With low SINR values, an LTE network will use quadrature phase-shift keying (QPSK), essentially the same as 4-QAM. As the QAM index increases, the data rate increases and the SINR needed to support the modulation increases. When the SINR exceeds 7 dB, 16-QAM, which has 2× the throughput of QPSK, can be used for transmission. With an SINR of 13 dB, the best modulation becomes 64-QAM, which has 2× the throughput of 16-QAM and 4× the throughput of QPSK. Antenna system improvements obtained from a SDA will be most noticeable at lower SINR.

With the widespread adoption of smartphones and the evolution of cellular networks to 5G, the approach for the antennas in the client device has been to design a low directivity, omnidirectional antenna-or as close to omni as possible-to ensure the client is capable of receiving signals across the widest spherical geometry. Since a device with a passive antenna has no understanding of base station location or the angle of arrival, this wide beamwidth approach provides the best method for making the system work, accounting for mobility and the change in orientation and position of the device within the cell. Unfortunately, from a system link budget perspective, this does not efficiently transmit the power from the antennas in the client device, since the power is radiated in all directions, despite the intended direction of the radiated signal to the base station hosting the link. When receiving, the passive, wide beamwidth antenna has a peak gain lower than a more directive antenna. A directive antenna could be used if the antenna “knew” which direction to point.

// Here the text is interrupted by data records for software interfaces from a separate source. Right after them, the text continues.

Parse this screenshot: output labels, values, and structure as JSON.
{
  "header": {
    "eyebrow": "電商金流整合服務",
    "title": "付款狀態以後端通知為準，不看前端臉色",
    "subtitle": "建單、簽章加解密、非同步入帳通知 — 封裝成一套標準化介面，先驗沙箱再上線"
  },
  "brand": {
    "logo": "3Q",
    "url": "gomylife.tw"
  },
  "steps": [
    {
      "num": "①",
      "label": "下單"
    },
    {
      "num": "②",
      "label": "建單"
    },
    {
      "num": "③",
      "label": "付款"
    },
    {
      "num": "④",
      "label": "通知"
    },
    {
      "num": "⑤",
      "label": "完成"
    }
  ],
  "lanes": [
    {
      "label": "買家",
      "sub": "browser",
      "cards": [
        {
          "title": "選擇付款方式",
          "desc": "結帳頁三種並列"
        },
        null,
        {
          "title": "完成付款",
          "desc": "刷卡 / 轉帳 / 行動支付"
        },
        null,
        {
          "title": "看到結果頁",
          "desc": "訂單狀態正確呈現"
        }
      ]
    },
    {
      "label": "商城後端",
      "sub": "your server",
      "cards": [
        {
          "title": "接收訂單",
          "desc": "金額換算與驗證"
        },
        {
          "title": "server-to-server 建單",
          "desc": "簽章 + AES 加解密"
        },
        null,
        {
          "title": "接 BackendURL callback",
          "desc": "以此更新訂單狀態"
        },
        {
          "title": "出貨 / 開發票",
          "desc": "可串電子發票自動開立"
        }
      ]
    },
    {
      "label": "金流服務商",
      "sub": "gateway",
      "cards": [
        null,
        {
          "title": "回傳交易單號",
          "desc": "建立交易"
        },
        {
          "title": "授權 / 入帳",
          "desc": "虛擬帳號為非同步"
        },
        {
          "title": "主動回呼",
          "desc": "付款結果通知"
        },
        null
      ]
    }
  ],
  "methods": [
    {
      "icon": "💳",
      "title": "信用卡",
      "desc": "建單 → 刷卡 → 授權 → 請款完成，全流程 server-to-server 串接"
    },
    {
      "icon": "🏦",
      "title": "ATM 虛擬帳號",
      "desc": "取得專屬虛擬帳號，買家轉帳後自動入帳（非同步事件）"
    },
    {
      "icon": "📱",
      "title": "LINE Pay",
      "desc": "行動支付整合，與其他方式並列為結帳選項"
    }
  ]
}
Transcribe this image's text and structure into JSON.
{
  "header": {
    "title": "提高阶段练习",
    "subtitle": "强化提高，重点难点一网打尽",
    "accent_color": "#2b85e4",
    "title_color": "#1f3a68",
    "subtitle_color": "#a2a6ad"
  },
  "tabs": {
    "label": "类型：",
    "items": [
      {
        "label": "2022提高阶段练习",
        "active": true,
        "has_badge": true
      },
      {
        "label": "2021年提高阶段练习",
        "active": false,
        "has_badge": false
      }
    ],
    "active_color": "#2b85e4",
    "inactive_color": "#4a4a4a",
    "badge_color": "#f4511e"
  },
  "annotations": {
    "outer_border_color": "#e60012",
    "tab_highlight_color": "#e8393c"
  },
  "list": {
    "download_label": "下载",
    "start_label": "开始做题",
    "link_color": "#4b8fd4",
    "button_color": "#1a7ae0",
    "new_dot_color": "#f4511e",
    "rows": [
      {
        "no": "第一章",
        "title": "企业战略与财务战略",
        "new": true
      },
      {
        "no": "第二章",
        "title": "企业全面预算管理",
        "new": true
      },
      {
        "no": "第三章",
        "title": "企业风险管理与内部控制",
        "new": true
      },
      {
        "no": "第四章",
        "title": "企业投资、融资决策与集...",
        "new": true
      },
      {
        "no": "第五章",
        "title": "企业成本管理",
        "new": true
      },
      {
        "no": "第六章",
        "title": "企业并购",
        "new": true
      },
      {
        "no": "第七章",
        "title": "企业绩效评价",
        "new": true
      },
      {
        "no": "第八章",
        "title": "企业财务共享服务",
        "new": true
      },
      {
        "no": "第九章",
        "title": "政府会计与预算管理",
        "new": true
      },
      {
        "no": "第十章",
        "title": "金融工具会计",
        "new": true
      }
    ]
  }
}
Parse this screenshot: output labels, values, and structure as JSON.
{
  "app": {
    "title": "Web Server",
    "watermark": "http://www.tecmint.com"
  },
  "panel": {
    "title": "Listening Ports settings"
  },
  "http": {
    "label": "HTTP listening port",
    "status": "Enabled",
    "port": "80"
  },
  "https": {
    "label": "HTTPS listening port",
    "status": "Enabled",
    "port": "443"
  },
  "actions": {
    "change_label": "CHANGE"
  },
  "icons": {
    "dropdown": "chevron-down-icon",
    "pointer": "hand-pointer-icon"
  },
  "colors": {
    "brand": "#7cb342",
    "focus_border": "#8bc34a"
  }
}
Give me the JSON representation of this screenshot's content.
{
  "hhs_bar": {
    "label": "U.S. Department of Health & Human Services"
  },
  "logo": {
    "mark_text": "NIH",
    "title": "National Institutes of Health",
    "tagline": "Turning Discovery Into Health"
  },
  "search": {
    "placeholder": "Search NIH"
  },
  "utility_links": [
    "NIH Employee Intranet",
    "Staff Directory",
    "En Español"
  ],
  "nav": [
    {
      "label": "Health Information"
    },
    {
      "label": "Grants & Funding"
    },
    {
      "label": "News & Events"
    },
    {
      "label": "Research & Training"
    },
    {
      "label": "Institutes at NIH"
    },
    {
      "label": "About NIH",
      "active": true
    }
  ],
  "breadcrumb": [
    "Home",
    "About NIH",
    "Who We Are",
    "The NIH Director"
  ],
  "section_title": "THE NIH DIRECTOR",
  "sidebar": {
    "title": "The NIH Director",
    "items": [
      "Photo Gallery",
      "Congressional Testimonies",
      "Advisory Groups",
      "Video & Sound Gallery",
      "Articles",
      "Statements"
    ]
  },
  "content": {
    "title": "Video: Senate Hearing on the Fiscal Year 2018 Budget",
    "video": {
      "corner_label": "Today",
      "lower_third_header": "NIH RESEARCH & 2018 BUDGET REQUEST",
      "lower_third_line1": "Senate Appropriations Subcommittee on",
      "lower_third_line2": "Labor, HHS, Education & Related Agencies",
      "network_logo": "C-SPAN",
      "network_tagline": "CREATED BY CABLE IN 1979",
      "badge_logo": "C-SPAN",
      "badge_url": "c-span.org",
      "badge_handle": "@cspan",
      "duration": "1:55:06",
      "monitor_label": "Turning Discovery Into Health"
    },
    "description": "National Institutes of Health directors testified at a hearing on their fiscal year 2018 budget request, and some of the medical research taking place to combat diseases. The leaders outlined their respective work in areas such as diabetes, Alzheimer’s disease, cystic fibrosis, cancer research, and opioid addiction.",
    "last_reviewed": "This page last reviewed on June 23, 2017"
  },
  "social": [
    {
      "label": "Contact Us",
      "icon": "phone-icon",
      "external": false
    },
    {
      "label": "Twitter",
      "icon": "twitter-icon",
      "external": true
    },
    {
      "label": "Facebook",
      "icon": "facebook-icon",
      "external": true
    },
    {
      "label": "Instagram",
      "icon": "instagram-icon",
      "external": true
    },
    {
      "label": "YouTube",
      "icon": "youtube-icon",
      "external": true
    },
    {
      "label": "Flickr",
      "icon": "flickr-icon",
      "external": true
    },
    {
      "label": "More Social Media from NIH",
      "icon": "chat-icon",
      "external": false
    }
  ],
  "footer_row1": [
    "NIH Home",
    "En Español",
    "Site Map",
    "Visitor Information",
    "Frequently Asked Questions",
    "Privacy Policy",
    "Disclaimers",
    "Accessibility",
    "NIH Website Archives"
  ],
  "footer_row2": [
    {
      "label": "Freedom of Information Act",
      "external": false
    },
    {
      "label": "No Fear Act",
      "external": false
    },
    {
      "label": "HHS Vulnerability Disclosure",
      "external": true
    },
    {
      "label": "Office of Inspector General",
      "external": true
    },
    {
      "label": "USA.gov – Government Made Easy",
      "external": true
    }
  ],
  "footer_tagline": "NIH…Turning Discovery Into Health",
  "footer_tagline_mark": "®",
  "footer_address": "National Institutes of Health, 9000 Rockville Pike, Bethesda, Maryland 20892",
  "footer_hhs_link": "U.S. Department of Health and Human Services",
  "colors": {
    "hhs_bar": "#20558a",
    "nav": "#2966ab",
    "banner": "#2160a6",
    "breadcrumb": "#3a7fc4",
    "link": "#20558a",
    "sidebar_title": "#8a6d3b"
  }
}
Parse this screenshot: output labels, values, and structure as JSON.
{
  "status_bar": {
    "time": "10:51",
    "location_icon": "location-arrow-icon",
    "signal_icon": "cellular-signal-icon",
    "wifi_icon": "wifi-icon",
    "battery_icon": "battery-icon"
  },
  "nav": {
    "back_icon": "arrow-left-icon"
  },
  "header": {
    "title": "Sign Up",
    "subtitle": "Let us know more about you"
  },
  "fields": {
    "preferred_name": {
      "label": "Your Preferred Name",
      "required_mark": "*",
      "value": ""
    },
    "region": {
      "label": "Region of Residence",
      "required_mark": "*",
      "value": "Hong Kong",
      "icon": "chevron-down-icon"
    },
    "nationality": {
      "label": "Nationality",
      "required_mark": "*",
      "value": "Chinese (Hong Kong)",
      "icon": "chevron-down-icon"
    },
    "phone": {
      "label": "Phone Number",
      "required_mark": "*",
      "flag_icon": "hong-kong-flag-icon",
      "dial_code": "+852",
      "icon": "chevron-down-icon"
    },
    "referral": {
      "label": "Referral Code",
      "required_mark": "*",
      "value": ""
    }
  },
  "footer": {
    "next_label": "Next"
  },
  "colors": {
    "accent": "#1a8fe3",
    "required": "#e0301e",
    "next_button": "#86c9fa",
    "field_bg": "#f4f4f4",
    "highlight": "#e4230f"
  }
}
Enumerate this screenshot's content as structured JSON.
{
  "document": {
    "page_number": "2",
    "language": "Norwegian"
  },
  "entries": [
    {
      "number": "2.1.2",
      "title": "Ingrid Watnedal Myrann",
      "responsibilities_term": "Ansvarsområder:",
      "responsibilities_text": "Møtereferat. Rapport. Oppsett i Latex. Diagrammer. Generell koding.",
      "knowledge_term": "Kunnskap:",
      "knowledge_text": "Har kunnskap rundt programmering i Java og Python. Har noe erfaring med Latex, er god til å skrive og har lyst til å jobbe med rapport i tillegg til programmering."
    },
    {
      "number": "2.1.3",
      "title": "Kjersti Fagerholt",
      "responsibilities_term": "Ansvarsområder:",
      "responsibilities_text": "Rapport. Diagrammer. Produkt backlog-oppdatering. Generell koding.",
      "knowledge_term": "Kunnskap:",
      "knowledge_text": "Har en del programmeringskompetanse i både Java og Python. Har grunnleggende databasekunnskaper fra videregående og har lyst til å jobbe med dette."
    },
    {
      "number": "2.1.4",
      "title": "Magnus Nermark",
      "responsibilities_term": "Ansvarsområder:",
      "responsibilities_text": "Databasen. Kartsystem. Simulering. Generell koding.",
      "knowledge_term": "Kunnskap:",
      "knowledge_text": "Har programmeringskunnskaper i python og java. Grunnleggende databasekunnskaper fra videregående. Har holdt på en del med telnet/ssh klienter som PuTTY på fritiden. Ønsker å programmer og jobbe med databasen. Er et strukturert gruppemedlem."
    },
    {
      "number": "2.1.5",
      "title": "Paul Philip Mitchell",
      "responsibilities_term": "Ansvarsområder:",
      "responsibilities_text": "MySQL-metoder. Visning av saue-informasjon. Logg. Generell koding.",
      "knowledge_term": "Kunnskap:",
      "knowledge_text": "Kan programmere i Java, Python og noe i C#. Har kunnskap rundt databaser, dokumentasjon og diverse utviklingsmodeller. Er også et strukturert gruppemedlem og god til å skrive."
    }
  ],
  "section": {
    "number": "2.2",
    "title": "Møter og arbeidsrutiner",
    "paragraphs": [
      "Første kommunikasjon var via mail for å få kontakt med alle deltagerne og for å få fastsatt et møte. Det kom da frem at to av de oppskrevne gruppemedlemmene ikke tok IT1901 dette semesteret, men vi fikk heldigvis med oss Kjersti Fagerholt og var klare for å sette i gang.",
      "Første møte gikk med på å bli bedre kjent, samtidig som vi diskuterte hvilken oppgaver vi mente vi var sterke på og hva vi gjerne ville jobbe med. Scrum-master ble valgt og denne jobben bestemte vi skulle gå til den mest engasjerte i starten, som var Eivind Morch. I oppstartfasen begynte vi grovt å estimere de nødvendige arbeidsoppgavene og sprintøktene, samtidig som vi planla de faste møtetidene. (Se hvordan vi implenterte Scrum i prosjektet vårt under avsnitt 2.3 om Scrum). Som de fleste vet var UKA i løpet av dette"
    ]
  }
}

The SDA system can add multiple dBs of system-level benefits when dynamic optimization of the radiating element is incorporated with signaling from the baseband modem, with an algorithm to optimize the antenna. Besides providing more gain in the intended direction, a SDA will reduce interfering signals arriving from directions other than the intended base station. The underlying principle is the relationship between gain and beamwidth of an antenna: generating higher peak gain in the radiation pattern, other angular regions will be illuminated less, i.e., lower gain in directions outside of the main lobe of the radiation pattern.

If an SINR metric is available from the baseband modem chipset with an algorithm to optimize the SDA, the interference in the propagation channel will be considered as the radiation pattern characteristics are surveyed and optimized. This is becoming more important as base stations are more densely deployed to meet capacity demands. As the base station density increases, interference becomes the more limiting factor for throughput, rather than signal strength.

Today’s antenna engineer can take advantage of the evolving features in radio modems, such as low latency SINR metrics and tunable component technology, to reconfigure passive antennas to dynamically optimized SDA systems. If radiation patterns are chosen for dynamic optimization, sectorization will provide 3 to 6 dB of system-level improvement compared to a low directivity passive antenna. Optimizing the pattern will become more important as cellular networks increase the density of base stations, enabling the link to be optimized for both signal levels and interference in the propagation channel.n


  1. J. J. O. Bonafé, A. S. Pagès, S. R. Boqué, M. Garcia-Lozano and D. Gonzalez Gonzalez, “Link Level Simulator for LTE Downlink,” 2009, www.researchgate.net/publication/47330409_Link_level_simulator_for_LTE_downlink.